- _TASK GOAL_:
Copy every line of the data that contains the string "this".

Data records
>>>>>
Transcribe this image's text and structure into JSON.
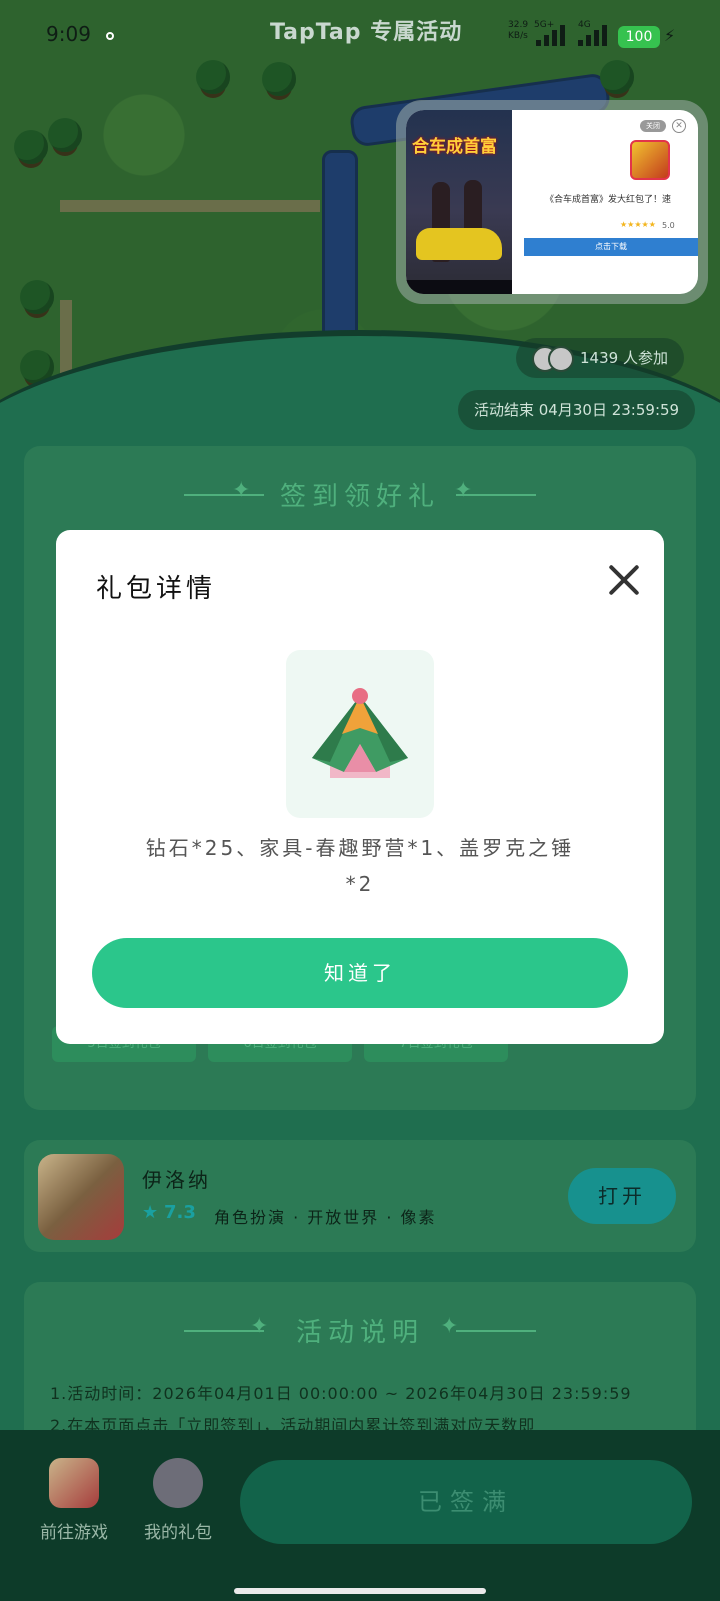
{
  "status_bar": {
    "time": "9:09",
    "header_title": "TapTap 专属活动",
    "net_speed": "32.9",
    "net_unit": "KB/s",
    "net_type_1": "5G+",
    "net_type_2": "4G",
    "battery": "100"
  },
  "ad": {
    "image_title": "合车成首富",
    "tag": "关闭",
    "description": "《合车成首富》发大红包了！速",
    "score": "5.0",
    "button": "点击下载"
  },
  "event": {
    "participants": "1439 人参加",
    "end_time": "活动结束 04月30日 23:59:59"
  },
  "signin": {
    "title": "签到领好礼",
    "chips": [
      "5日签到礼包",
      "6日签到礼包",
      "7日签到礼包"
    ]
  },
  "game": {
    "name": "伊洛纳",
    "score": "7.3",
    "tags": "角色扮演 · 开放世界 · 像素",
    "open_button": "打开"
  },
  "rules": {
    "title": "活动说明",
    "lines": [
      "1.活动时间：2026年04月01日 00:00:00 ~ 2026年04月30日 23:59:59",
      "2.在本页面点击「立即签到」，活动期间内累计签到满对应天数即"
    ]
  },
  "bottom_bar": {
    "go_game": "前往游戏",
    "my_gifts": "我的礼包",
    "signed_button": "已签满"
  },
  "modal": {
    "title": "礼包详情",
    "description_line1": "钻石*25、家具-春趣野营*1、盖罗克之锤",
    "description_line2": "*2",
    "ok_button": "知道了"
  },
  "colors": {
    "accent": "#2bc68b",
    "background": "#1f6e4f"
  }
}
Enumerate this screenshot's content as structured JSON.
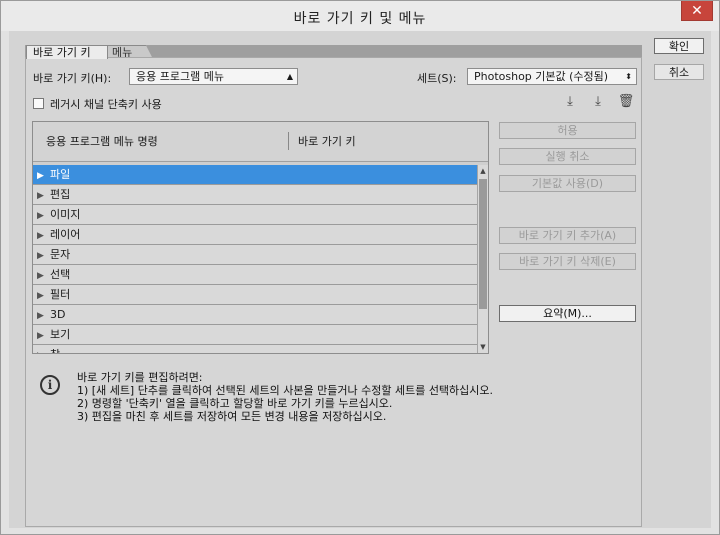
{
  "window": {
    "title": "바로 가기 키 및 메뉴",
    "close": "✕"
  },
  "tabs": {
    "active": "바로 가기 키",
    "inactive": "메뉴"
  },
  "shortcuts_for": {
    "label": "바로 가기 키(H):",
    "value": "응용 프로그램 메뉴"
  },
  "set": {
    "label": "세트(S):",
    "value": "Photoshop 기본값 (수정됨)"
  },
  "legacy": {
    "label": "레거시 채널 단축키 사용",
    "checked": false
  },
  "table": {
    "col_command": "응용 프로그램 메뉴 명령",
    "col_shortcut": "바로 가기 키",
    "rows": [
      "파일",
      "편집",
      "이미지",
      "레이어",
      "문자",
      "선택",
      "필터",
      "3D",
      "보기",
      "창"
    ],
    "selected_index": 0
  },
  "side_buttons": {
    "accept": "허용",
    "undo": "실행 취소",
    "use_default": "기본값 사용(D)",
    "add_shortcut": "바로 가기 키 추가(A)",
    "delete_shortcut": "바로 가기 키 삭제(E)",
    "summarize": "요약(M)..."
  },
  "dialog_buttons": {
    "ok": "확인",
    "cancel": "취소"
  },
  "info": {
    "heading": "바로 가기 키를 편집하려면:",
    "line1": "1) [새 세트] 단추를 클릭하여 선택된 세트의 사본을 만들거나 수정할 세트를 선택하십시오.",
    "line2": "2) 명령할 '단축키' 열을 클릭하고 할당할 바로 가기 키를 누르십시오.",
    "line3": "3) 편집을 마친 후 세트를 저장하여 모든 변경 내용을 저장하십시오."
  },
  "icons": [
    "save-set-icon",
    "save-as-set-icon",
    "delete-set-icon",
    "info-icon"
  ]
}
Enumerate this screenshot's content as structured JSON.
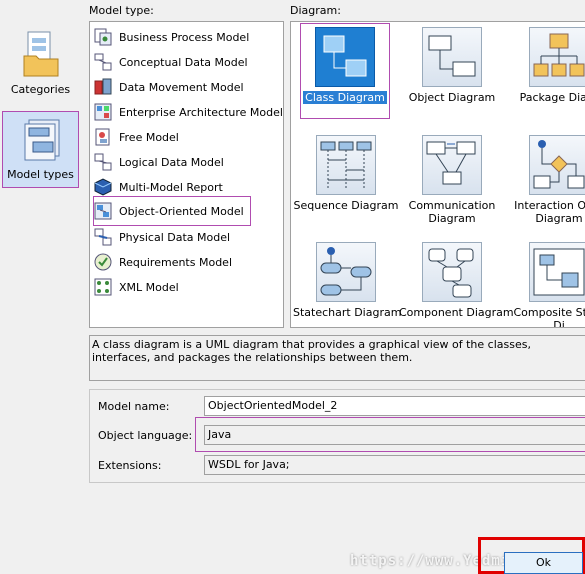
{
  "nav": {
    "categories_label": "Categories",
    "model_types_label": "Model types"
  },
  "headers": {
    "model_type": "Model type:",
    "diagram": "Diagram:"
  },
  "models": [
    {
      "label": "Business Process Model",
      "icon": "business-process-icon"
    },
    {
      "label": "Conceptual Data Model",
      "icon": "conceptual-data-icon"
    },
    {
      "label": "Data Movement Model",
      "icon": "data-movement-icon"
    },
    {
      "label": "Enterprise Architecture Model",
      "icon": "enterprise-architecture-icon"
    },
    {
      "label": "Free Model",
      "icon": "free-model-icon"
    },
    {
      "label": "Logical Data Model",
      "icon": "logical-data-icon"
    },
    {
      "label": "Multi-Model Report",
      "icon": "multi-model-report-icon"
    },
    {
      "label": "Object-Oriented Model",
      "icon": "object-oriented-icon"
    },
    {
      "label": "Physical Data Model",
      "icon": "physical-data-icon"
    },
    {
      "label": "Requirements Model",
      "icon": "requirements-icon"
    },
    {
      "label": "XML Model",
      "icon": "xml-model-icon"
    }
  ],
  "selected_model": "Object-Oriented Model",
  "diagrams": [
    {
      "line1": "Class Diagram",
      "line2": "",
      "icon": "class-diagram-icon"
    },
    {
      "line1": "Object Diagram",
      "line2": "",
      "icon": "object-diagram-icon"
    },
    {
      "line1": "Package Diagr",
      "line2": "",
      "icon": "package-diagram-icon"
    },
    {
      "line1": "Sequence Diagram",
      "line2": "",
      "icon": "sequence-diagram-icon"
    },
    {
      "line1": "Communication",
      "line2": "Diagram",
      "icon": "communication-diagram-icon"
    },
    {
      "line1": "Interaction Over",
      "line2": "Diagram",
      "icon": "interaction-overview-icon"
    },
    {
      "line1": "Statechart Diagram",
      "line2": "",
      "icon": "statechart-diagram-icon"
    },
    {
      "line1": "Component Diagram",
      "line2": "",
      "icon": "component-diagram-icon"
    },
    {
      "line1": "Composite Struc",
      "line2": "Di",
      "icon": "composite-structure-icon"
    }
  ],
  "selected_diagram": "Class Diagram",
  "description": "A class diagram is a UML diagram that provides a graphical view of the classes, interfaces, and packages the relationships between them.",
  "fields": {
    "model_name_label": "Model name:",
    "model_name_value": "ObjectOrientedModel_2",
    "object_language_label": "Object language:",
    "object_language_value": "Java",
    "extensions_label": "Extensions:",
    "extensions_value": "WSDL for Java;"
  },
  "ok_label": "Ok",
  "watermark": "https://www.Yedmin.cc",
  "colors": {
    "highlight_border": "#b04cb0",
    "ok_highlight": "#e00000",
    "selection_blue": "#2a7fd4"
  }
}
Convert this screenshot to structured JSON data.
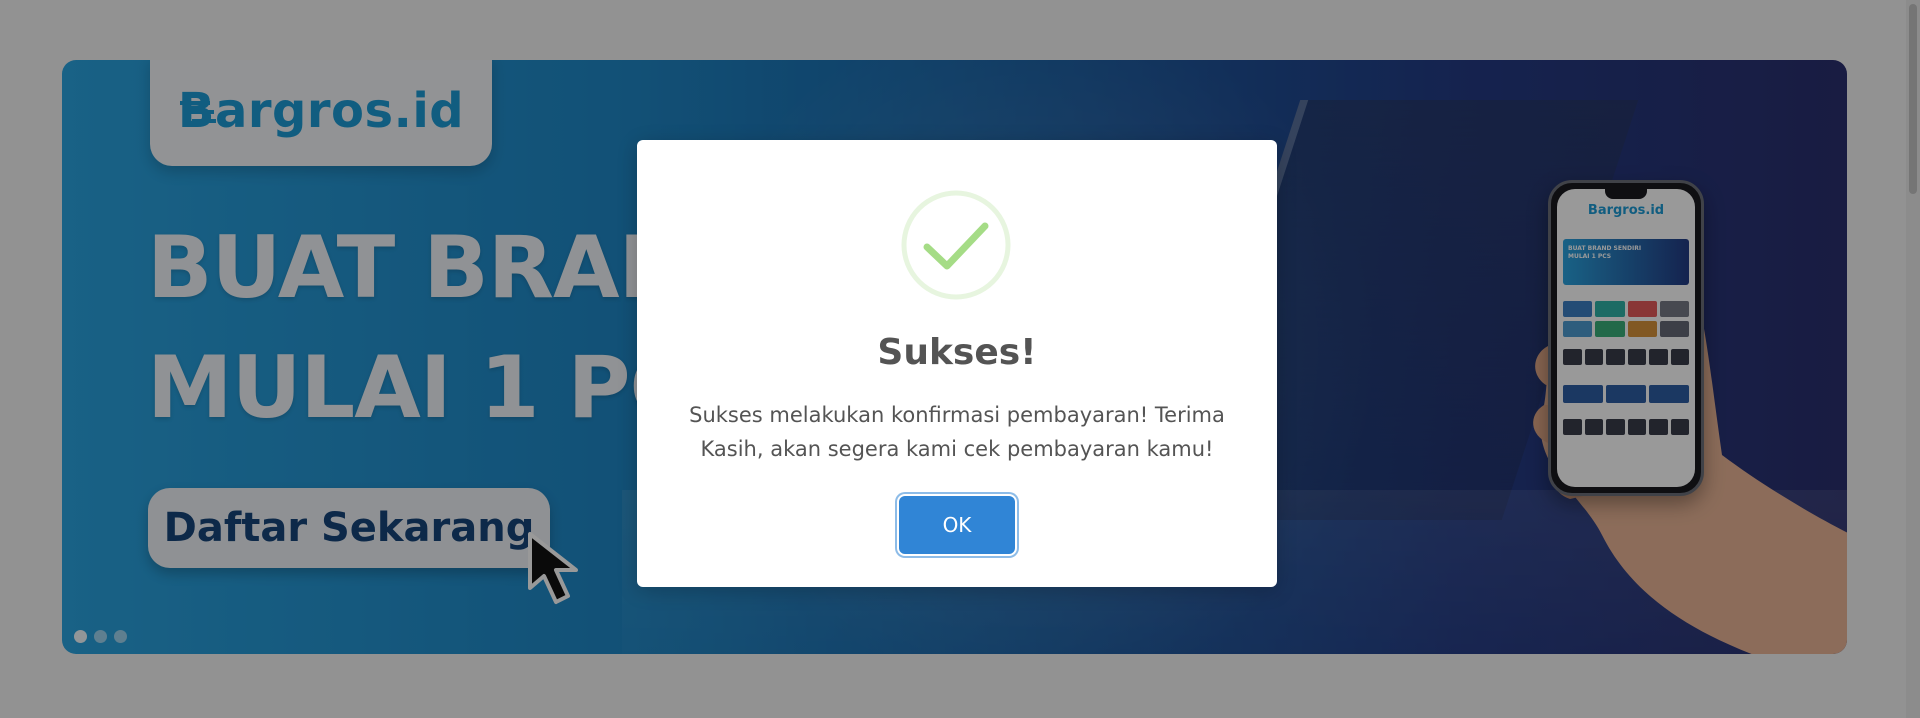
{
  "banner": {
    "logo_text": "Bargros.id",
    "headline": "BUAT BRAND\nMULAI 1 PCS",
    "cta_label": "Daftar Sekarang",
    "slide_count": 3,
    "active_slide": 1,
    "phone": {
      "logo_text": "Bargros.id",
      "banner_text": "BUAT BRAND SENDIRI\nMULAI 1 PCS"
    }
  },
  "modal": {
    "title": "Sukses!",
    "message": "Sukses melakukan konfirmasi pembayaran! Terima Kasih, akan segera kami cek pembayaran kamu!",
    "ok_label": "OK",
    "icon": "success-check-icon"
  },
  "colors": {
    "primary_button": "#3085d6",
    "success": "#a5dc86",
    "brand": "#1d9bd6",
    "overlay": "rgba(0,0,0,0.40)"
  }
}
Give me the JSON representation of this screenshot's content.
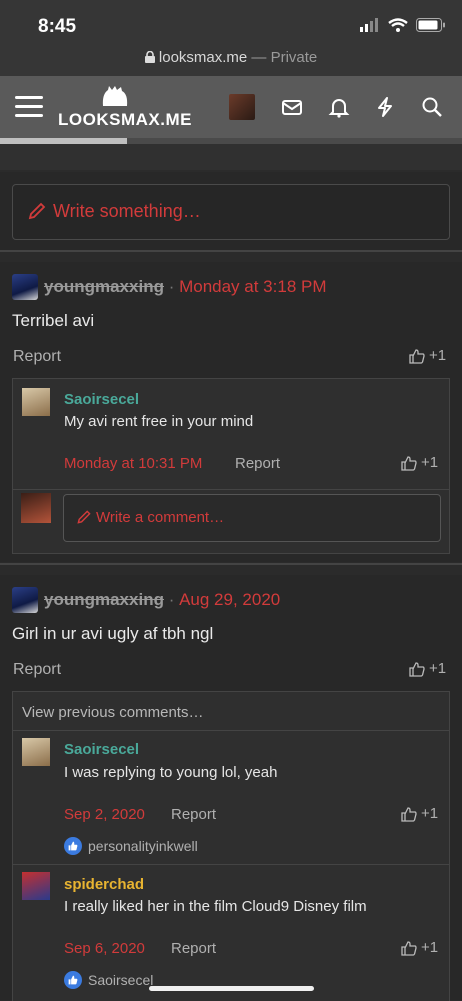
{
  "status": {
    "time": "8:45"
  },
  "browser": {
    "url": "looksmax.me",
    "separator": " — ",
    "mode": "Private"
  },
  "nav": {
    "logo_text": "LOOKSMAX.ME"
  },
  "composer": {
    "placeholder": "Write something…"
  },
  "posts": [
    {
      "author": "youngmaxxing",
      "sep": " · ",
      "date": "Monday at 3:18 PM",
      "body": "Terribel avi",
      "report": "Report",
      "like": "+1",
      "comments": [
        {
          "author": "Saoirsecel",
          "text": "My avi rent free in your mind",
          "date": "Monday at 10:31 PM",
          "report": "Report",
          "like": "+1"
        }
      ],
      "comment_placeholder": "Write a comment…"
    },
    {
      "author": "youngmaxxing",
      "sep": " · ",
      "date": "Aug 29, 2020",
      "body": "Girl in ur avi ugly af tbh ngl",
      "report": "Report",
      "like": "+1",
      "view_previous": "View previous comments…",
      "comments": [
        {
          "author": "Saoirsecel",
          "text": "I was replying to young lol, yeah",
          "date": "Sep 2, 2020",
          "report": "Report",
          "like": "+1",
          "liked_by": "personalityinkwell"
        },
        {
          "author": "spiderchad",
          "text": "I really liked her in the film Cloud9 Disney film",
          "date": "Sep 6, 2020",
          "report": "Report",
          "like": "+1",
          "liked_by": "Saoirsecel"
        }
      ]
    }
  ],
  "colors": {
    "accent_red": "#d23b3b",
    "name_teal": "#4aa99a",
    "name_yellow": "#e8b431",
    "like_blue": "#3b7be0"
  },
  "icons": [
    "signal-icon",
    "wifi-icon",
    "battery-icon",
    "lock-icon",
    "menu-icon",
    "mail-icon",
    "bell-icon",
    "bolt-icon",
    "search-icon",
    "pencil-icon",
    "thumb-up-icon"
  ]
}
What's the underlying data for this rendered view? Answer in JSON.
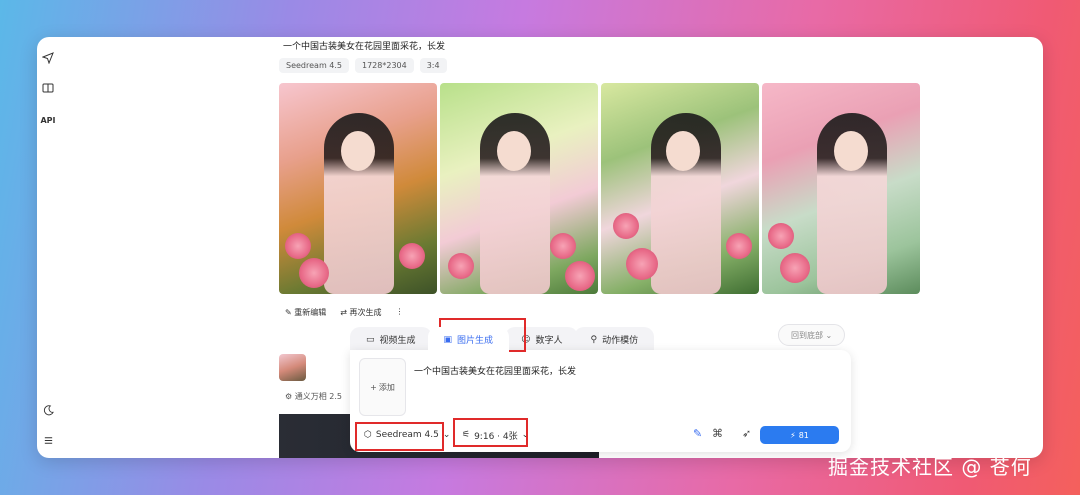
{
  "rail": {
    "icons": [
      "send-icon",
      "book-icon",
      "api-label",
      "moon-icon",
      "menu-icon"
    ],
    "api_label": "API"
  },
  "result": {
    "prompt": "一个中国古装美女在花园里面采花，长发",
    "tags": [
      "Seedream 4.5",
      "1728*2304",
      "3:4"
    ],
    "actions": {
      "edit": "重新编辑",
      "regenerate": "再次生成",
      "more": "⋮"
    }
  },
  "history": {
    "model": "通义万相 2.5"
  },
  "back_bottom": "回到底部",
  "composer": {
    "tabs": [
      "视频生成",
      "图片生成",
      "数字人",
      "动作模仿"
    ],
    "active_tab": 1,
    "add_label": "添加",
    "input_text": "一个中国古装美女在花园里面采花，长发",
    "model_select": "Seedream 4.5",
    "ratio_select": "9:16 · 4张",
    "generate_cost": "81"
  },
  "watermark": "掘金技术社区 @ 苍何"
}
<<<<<
- _RESULT BELOW_:
Transcribe this image's text and structure into JSON.
Enumerate this screenshot's content as structured JSON.
Enumerate this screenshot's content as structured JSON.
Convert this screenshot to structured JSON data.
Give me the JSON representation of this screenshot's content.
What's the underlying data for this rendered view? Answer in JSON.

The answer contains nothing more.